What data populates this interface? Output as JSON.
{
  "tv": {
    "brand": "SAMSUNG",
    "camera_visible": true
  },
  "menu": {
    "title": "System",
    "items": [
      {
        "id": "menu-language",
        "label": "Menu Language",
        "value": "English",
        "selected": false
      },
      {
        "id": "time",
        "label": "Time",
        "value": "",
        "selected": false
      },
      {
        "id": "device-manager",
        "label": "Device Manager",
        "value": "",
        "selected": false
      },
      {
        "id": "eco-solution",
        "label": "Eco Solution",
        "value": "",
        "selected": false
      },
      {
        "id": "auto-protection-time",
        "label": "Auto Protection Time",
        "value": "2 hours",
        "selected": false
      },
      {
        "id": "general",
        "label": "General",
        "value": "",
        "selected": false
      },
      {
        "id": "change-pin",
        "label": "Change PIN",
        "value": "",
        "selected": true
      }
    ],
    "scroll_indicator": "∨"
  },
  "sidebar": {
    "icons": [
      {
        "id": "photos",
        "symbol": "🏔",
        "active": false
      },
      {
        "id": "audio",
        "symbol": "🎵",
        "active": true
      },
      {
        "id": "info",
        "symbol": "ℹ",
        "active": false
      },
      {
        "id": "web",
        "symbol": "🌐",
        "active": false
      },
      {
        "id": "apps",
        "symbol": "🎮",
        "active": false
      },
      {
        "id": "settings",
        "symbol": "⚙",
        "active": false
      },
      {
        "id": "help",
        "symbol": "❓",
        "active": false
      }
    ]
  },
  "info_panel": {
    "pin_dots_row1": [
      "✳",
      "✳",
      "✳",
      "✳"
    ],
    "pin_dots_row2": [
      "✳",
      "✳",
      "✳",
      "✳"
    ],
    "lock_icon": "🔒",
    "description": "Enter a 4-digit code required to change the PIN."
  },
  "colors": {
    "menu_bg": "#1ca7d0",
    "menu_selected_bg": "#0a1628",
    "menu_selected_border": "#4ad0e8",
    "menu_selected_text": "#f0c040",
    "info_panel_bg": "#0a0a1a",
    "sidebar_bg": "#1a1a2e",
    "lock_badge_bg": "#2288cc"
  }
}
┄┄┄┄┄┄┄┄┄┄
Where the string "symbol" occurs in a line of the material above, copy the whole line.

▶ Exercise answer
        "symbol": "🏔",
        "symbol": "🎵",
        "symbol": "ℹ",
        "symbol": "🌐",
        "symbol": "🎮",
        "symbol": "⚙",
        "symbol": "❓",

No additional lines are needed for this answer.